As we come together to celebrate this holiday season and take stock of what we are thankful for, let us keep the thousands of San Diegans living on the streets in our hearts and minds. We as San Diegans need a reset in our approach to this seemingly intractable issue. We owe it to these unsheltered individuals—many experiencing the worst of situations—to do all that we can to help. In America’s finest city, the street is not a home.
During the global Great Recession, many people lost jobs while housing prices went on to soar during an economic recovery that did not benefit everyone equally.

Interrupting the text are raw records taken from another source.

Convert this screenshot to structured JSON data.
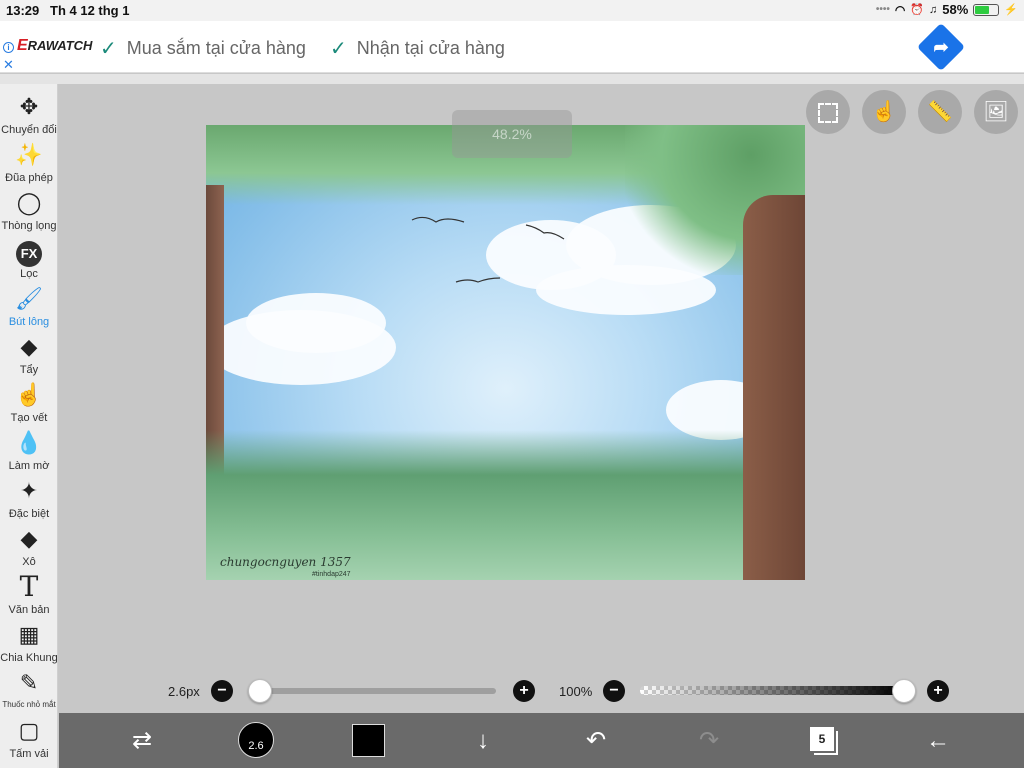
{
  "status": {
    "time": "13:29",
    "date": "Th 4 12 thg 1",
    "battery": "58%",
    "battery_level": 0.58
  },
  "ad": {
    "brand": "RAWATCH",
    "brand_initial": "E",
    "feature1": "Mua sắm tại cửa hàng",
    "feature2": "Nhận tại cửa hàng"
  },
  "tools": [
    {
      "label": "Chuyển đổi",
      "icon": "move-icon"
    },
    {
      "label": "Đũa phép",
      "icon": "magic-wand-icon"
    },
    {
      "label": "Thòng lọng",
      "icon": "lasso-icon"
    },
    {
      "label": "Lọc",
      "icon": "fx-icon",
      "badge": "FX"
    },
    {
      "label": "Bút lông",
      "icon": "brush-icon"
    },
    {
      "label": "Tẩy",
      "icon": "eraser-icon"
    },
    {
      "label": "Tạo vết",
      "icon": "smudge-icon"
    },
    {
      "label": "Làm mờ",
      "icon": "blur-drop-icon"
    },
    {
      "label": "Đặc biệt",
      "icon": "sparkle-icon"
    },
    {
      "label": "Xô",
      "icon": "bucket-icon"
    },
    {
      "label": "Văn bản",
      "icon": "text-icon",
      "glyph": "T"
    },
    {
      "label": "Chia Khung",
      "icon": "frame-divider-icon"
    },
    {
      "label": "Thuốc nhỏ mắt",
      "icon": "eyedropper-icon"
    },
    {
      "label": "Tấm vải",
      "icon": "canvas-icon"
    }
  ],
  "active_tool": "Bút lông",
  "canvas": {
    "signature": "chungocnguyen 1357",
    "signature_sub": "#tinhdap247",
    "zoom_overlay": "48.2%"
  },
  "brush": {
    "size_label": "2.6px",
    "size_badge": "2.6",
    "size_fraction": 0.0,
    "opacity_label": "100%",
    "opacity_fraction": 1.0,
    "color": "#000000"
  },
  "layers_count": "5",
  "colors": {
    "accent": "#2a8ee0",
    "bottom_bar": "#6a6a6a",
    "ad_arrow": "#1a73e8"
  }
}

Combined with an opioid epidemic and decades of under-funding of social services at the national, state and local levels, a perfect storm created the greatest homelessness crisis we’ve seen in a lifetime.
While it was a variety of factors that have caused this crisis, it is up to us as San Diegans to choose whether to act or accept these new “realities.” Across the United States, there is a model that has been proven to work called “housing first.” San Diego leadership claims to have adopted this model, but little has been done to fund such efforts in a long-term, sustainable way—and that needs to change.
Salt Lake City all but ended homelessness, and what they did was simple. They created housing that people living on the street actually wanted to live in, provided the new residents with plenty of on-site counseling and services to help them with any substance abuse, unemployment or mental health issues, and lastly, they created a position charged with coordinating government and nonprofit agencies’ efforts.
Similarly, Houston decreased its homeless population by 54% since 2011 by focusing on housing. It is time we learn from other cities and fully embrace and implement this proven successful model here in San Diego.
San Diego’s homelessness crisis has worsened in recent years, with as many as 8,000 people across the region living on the streets, in cars, or in our canyons and riverbeds. According to reporting done by the Voice of San Diego, it is estimated that a third of the homeless population has a serious mental illness. Importantly, 78% of homeless people surveyed said they became homeless in San Diego County.
These individuals have stories and challenges. They are our neighbors and community members. Some need assistance because of unexpected financial hardships like a medical emergency, losing a loved one or being laid off from work. In order to get back on their feet and off the streets, we owe it to our impacted residents and businesses to provide meaningful, effective solutions that have been proven to work. It is our moral obligation as a city to make this situation right.
As a candidate for City Council, I am proposing that we implement a data-driven, three-pronged approach. First, we need to provide rapid rehousing for individuals who lose a job or hit a challenging time but can still get back on their feet. They need a place to go in the short term so they don’t fall into chronic homelessness in the long term. Second, we need to implement the proven housing first model where counseling services are located on-site. Third, we need to be proactive with our resources, spreading them across the city, and not concentrating services and housing in and around downtown. That means it is up to all of us, every community across San Diego, to do our part in helping address this problem.
We cannot expect to make any progress by relying primarily on expensive and inefficient police overtime to shift the problem around instead of having properly trained professionals doing outreach. Police officers are trained to enforce laws and prevent crime, not to serve as social workers. A team of specially trained outreach workers would be more effective and use fewer resources, allowing our already under-staffed police department to focus on other priorities.
After years of disjointed reactionary policy, San Diegans are ready for real progress on homelessness. As we celebrate the holidays, let us remember that there are thousands of our homeless neighbors who need our help. I am dedicated to addressing this as my number one priority and invite you to join me in doing all that we can in 2020 to reduce homelessness, because in America’s Finest City, the street is not and cannot be a home.